Have you already planned events and concerts for 2021 to mark the 500th anniversary of the death of the great composer Josquin Desprez?
Yes, absolutely. We want to celebrate ‘Josquin’s 500th birthday’ in a fitting way in Leipzig and are currently planning a very exciting Weekend (25-28 November 2021), as well as a concert on exactly the 500th anniversary of Josquin’s death on 27 August 2021. We will present Josquin’s masterpieces but also put them in the context of other eras; a world premiere is also planned. We will deal with secular and sacred themes, we will perform festive and chamber music in several concerts.
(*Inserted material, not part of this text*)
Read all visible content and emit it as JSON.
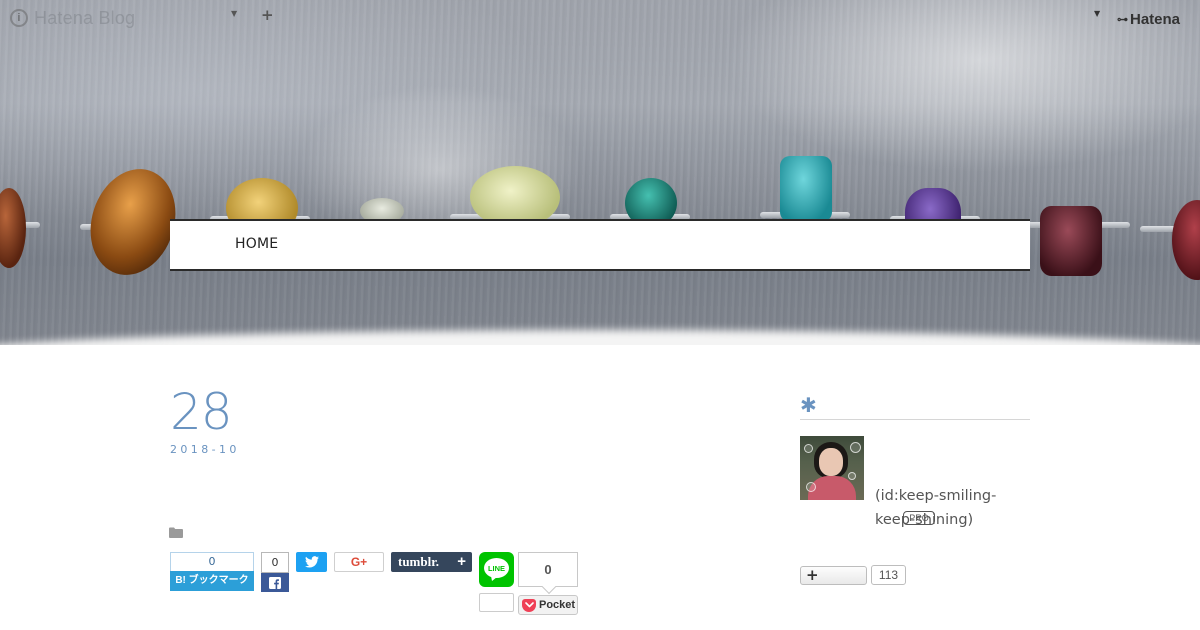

In addition, we are collaborating with the University of Leipzig to offer seminars, lectures and discussions, we will deal with ancient notations and improvise late into the night… Not only lovers of early music can be curious!
More detailed information will be available from February 2021 on www.josquindesprez.de
Anna Kaira completed her studies at the Gnessin Russian Academy of Music in Moscow (Russia) and at the Tchaikovsky Conservatory in Kiev (Ukraine). She pursued her musical studies further at the University of Bayreuth (Germany), where she undertook a PhD in musicology on “Choirs in Richard Wagner’s Early Works”, achieving the academic title of “Doctor of Philosophy” (PhD) on the 25th of February 2002. She has taught at various universities in Germany, Italy and Croatia. Over 30 years of concert work she has performed in more than 200 concerts in Italy and abroad (Germany, Russia, Ukraine, Austria, Switzerland, Slovenia, Serbia, Hungary) as choirmaster of various choral ensembles. She has participated as choirmaster in 15 international choral festivals and competitions, receiving prestigious awards. She holds masterclasses in choral conducting in Switzerland and Austria. In Trieste she directs the main choir and the children’s choir at the Serbian-Orthodox church in San Spiridione; teaches singing at the “Ars Nova Music Academy” and works as project manager for international projects at the academy; she is a member of the judging panel for the “Ars Nova International Music Competition – Trieste”; president of the “Associazione Amici Gioventù Musicale – Trieste ODV”; member of the editorial committee of the magazine “DIRIGO” and national board member of the “Associazione Nazionale Direttori di Coro Italiani” (Italian Choirmasters Association). She has numerous publications in the field of musicology and sacred music. Email: firstname.lastname@example.org